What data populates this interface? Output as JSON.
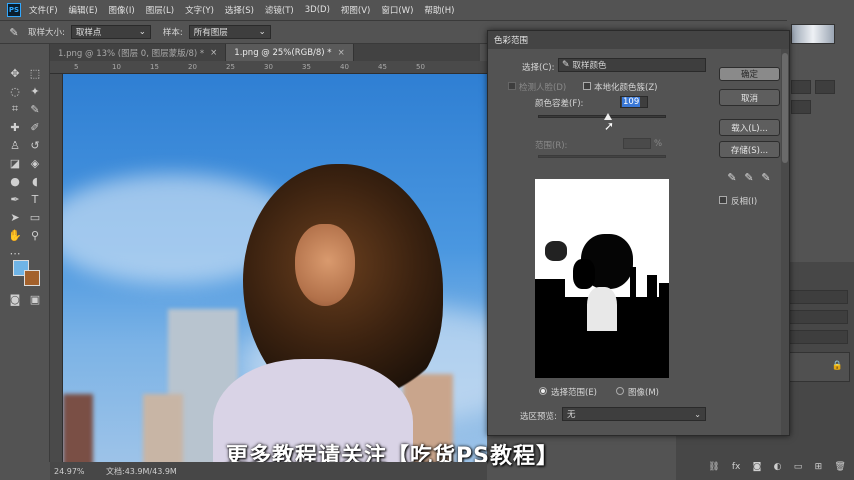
{
  "menubar": {
    "app_icon": "PS",
    "items": [
      "文件(F)",
      "编辑(E)",
      "图像(I)",
      "图层(L)",
      "文字(Y)",
      "选择(S)",
      "滤镜(T)",
      "3D(D)",
      "视图(V)",
      "窗口(W)",
      "帮助(H)"
    ]
  },
  "options": {
    "tool_icon": "eyedropper-icon",
    "sample_size_label": "取样大小:",
    "sample_size_value": "取样点",
    "sample_label": "样本:",
    "sample_value": "所有图层"
  },
  "tabs": [
    {
      "label": "1.png @ 13% (图层 0, 图层蒙版/8) *",
      "close": "×"
    },
    {
      "label": "1.png @ 25%(RGB/8) *",
      "close": "×"
    }
  ],
  "ruler": {
    "ticks": [
      "5",
      "10",
      "15",
      "20",
      "25",
      "30",
      "35",
      "40",
      "45",
      "50"
    ]
  },
  "status": {
    "zoom": "24.97%",
    "doc": "文档:43.9M/43.9M"
  },
  "subtitle": "更多教程请关注【吃货PS教程】",
  "dialog": {
    "title": "色彩范围",
    "select_label": "选择(C):",
    "select_value": "取样颜色",
    "detect_faces": "检测人脸(D)",
    "localized": "本地化颜色簇(Z)",
    "fuzziness_label": "颜色容差(F):",
    "fuzziness_value": "109",
    "fuzziness_fraction": 0.55,
    "range_label": "范围(R):",
    "range_unit": "%",
    "buttons": {
      "ok": "确定",
      "cancel": "取消",
      "load": "载入(L)...",
      "save": "存储(S)..."
    },
    "invert": "反相(I)",
    "radio_selection": "选择范围(E)",
    "radio_image": "图像(M)",
    "preview_label": "选区预览:",
    "preview_value": "无"
  }
}
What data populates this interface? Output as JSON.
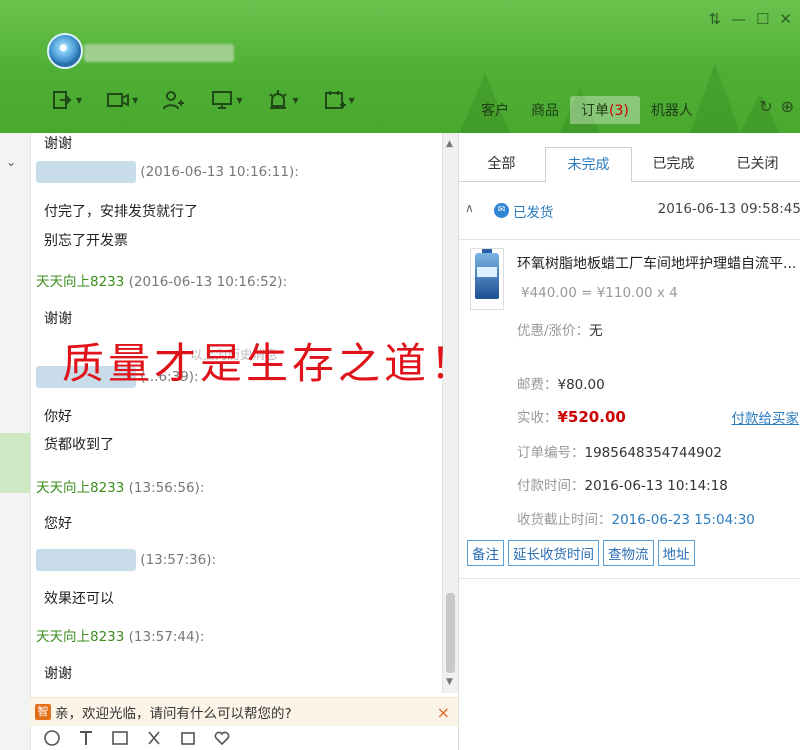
{
  "header": {
    "tabs": [
      {
        "label": "客户"
      },
      {
        "label": "商品"
      },
      {
        "label": "订单",
        "badge": "(3)"
      },
      {
        "label": "机器人"
      }
    ],
    "window_controls": [
      "pin-icon",
      "minimize-icon",
      "maximize-icon",
      "close-icon"
    ]
  },
  "chat": {
    "top_partial": "谢谢",
    "messages": [
      {
        "sender": "",
        "sender_type": "customer",
        "time": "(2016-06-13 10:16:11):",
        "lines": [
          "付完了，安排发货就行了",
          "别忘了开发票"
        ]
      },
      {
        "sender": "天天向上8233",
        "sender_type": "me",
        "time": "(2016-06-13 10:16:52):",
        "lines": [
          "谢谢"
        ]
      },
      {
        "sender": "",
        "sender_type": "customer",
        "time": "(...6:39):",
        "lines": [
          "你好",
          "货都收到了"
        ]
      },
      {
        "sender": "天天向上8233",
        "sender_type": "me",
        "time": "(13:56:56):",
        "lines": [
          "您好"
        ]
      },
      {
        "sender": "",
        "sender_type": "customer",
        "time": "(13:57:36):",
        "lines": [
          "效果还可以"
        ]
      },
      {
        "sender": "天天向上8233",
        "sender_type": "me",
        "time": "(13:57:44):",
        "lines": [
          "谢谢"
        ]
      }
    ],
    "history_hint": "以上为历史消息"
  },
  "welcome": {
    "icon_text": "智",
    "text": "亲，欢迎光临，请问有什么可以帮您的?",
    "close": "×"
  },
  "watermark": "质量才是生存之道！",
  "order_panel": {
    "tabs": [
      {
        "label": "全部"
      },
      {
        "label": "未完成",
        "active": true
      },
      {
        "label": "已完成"
      },
      {
        "label": "已关闭"
      }
    ],
    "status_label": "已发货",
    "status_time": "2016-06-13 09:58:45",
    "product_name": "环氧树脂地板蜡工厂车间地坪护理蜡自流平...",
    "product_price": "¥440.00 = ¥110.00 x 4",
    "discount_label": "优惠/涨价：",
    "discount_value": "无",
    "shipping_label": "邮费：",
    "shipping_value": "¥80.00",
    "paid_label": "实收：",
    "paid_value": "¥520.00",
    "pay_link": "付款给买家",
    "order_no_label": "订单编号：",
    "order_no": "1985648354744902",
    "pay_time_label": "付款时间：",
    "pay_time": "2016-06-13 10:14:18",
    "deadline_label": "收货截止时间：",
    "deadline": "2016-06-23 15:04:30",
    "buttons": [
      "备注",
      "延长收货时间",
      "查物流",
      "地址"
    ]
  }
}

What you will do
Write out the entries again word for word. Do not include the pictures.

Output
What data populates this interface? Output as JSON.
{
  "menubar": {
    "app_icon": "PS",
    "items": [
      "文件(F)",
      "编辑(E)",
      "图像(I)",
      "图层(L)",
      "文字(Y)",
      "选择(S)",
      "滤镜(T)",
      "3D(D)",
      "视图(V)",
      "窗口(W)",
      "帮助(H)"
    ]
  },
  "options": {
    "tool_icon": "eyedropper-icon",
    "sample_size_label": "取样大小:",
    "sample_size_value": "取样点",
    "sample_label": "样本:",
    "sample_value": "所有图层"
  },
  "tabs": [
    {
      "label": "1.png @ 13% (图层 0, 图层蒙版/8) *",
      "close": "×"
    },
    {
      "label": "1.png @ 25%(RGB/8) *",
      "close": "×"
    }
  ],
  "ruler": {
    "ticks": [
      "5",
      "10",
      "15",
      "20",
      "25",
      "30",
      "35",
      "40",
      "45",
      "50"
    ]
  },
  "status": {
    "zoom": "24.97%",
    "doc": "文档:43.9M/43.9M"
  },
  "subtitle": "更多教程请关注【吃货PS教程】",
  "dialog": {
    "title": "色彩范围",
    "select_label": "选择(C):",
    "select_value": "取样颜色",
    "detect_faces": "检测人脸(D)",
    "localized": "本地化颜色簇(Z)",
    "fuzziness_label": "颜色容差(F):",
    "fuzziness_value": "109",
    "fuzziness_fraction": 0.55,
    "range_label": "范围(R):",
    "range_unit": "%",
    "buttons": {
      "ok": "确定",
      "cancel": "取消",
      "load": "载入(L)...",
      "save": "存储(S)..."
    },
    "invert": "反相(I)",
    "radio_selection": "选择范围(E)",
    "radio_image": "图像(M)",
    "preview_label": "选区预览:",
    "preview_value": "无"
  }
}
What data populates this interface? Output as JSON.
{
  "header": {
    "tabs": [
      {
        "label": "客户"
      },
      {
        "label": "商品"
      },
      {
        "label": "订单",
        "badge": "(3)"
      },
      {
        "label": "机器人"
      }
    ],
    "window_controls": [
      "pin-icon",
      "minimize-icon",
      "maximize-icon",
      "close-icon"
    ]
  },
  "chat": {
    "top_partial": "谢谢",
    "messages": [
      {
        "sender": "",
        "sender_type": "customer",
        "time": "(2016-06-13 10:16:11):",
        "lines": [
          "付完了，安排发货就行了",
          "别忘了开发票"
        ]
      },
      {
        "sender": "天天向上8233",
        "sender_type": "me",
        "time": "(2016-06-13 10:16:52):",
        "lines": [
          "谢谢"
        ]
      },
      {
        "sender": "",
        "sender_type": "customer",
        "time": "(...6:39):",
        "lines": [
          "你好",
          "货都收到了"
        ]
      },
      {
        "sender": "天天向上8233",
        "sender_type": "me",
        "time": "(13:56:56):",
        "lines": [
          "您好"
        ]
      },
      {
        "sender": "",
        "sender_type": "customer",
        "time": "(13:57:36):",
        "lines": [
          "效果还可以"
        ]
      },
      {
        "sender": "天天向上8233",
        "sender_type": "me",
        "time": "(13:57:44):",
        "lines": [
          "谢谢"
        ]
      }
    ],
    "history_hint": "以上为历史消息"
  },
  "welcome": {
    "icon_text": "智",
    "text": "亲，欢迎光临，请问有什么可以帮您的?",
    "close": "×"
  },
  "watermark": "质量才是生存之道！",
  "order_panel": {
    "tabs": [
      {
        "label": "全部"
      },
      {
        "label": "未完成",
        "active": true
      },
      {
        "label": "已完成"
      },
      {
        "label": "已关闭"
      }
    ],
    "status_label": "已发货",
    "status_time": "2016-06-13 09:58:45",
    "product_name": "环氧树脂地板蜡工厂车间地坪护理蜡自流平...",
    "product_price": "¥440.00 = ¥110.00 x 4",
    "discount_label": "优惠/涨价：",
    "discount_value": "无",
    "shipping_label": "邮费：",
    "shipping_value": "¥80.00",
    "paid_label": "实收：",
    "paid_value": "¥520.00",
    "pay_link": "付款给买家",
    "order_no_label": "订单编号：",
    "order_no": "1985648354744902",
    "pay_time_label": "付款时间：",
    "pay_time": "2016-06-13 10:14:18",
    "deadline_label": "收货截止时间：",
    "deadline": "2016-06-23 15:04:30",
    "buttons": [
      "备注",
      "延长收货时间",
      "查物流",
      "地址"
    ]
  }
}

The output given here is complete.